### Work required
If an entry holds a picture, leave the picture out and output everything else exactly.

### Records supplied

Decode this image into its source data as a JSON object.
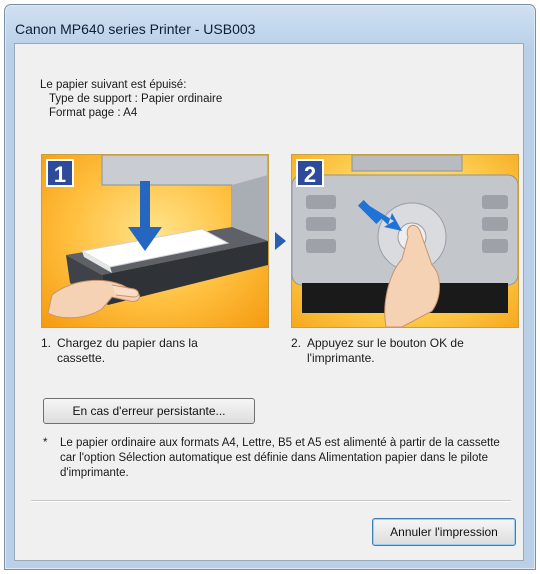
{
  "window": {
    "title": "Canon MP640 series Printer - USB003"
  },
  "message": {
    "line1": "Le papier suivant est épuisé:",
    "line2": "Type de support : Papier ordinaire",
    "line3": "Format page : A4"
  },
  "steps": [
    {
      "number": "1",
      "num_label": "1.",
      "text": "Chargez du papier dans la cassette."
    },
    {
      "number": "2",
      "num_label": "2.",
      "text": "Appuyez sur le bouton OK de l'imprimante."
    }
  ],
  "buttons": {
    "persistent_error": "En cas d'erreur persistante...",
    "cancel_print": "Annuler l'impression"
  },
  "note": {
    "star": "*",
    "text": "Le papier ordinaire aux formats A4, Lettre, B5 et A5 est alimenté à partir de la cassette car l'option Sélection automatique est définie dans Alimentation papier dans le pilote d'imprimante."
  },
  "colors": {
    "step_badge": "#2e4a9a",
    "arrow": "#2a5fb0",
    "panel_orange": "#f49a10"
  }
}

### Response to this task
Decode this image into its source data as a JSON object.
{
  "window": {
    "title": "Canon MP640 series Printer - USB003"
  },
  "message": {
    "line1": "Le papier suivant est épuisé:",
    "line2": "Type de support : Papier ordinaire",
    "line3": "Format page : A4"
  },
  "steps": [
    {
      "number": "1",
      "num_label": "1.",
      "text": "Chargez du papier dans la cassette."
    },
    {
      "number": "2",
      "num_label": "2.",
      "text": "Appuyez sur le bouton OK de l'imprimante."
    }
  ],
  "buttons": {
    "persistent_error": "En cas d'erreur persistante...",
    "cancel_print": "Annuler l'impression"
  },
  "note": {
    "star": "*",
    "text": "Le papier ordinaire aux formats A4, Lettre, B5 et A5 est alimenté à partir de la cassette car l'option Sélection automatique est définie dans Alimentation papier dans le pilote d'imprimante."
  },
  "colors": {
    "step_badge": "#2e4a9a",
    "arrow": "#2a5fb0",
    "panel_orange": "#f49a10"
  }
}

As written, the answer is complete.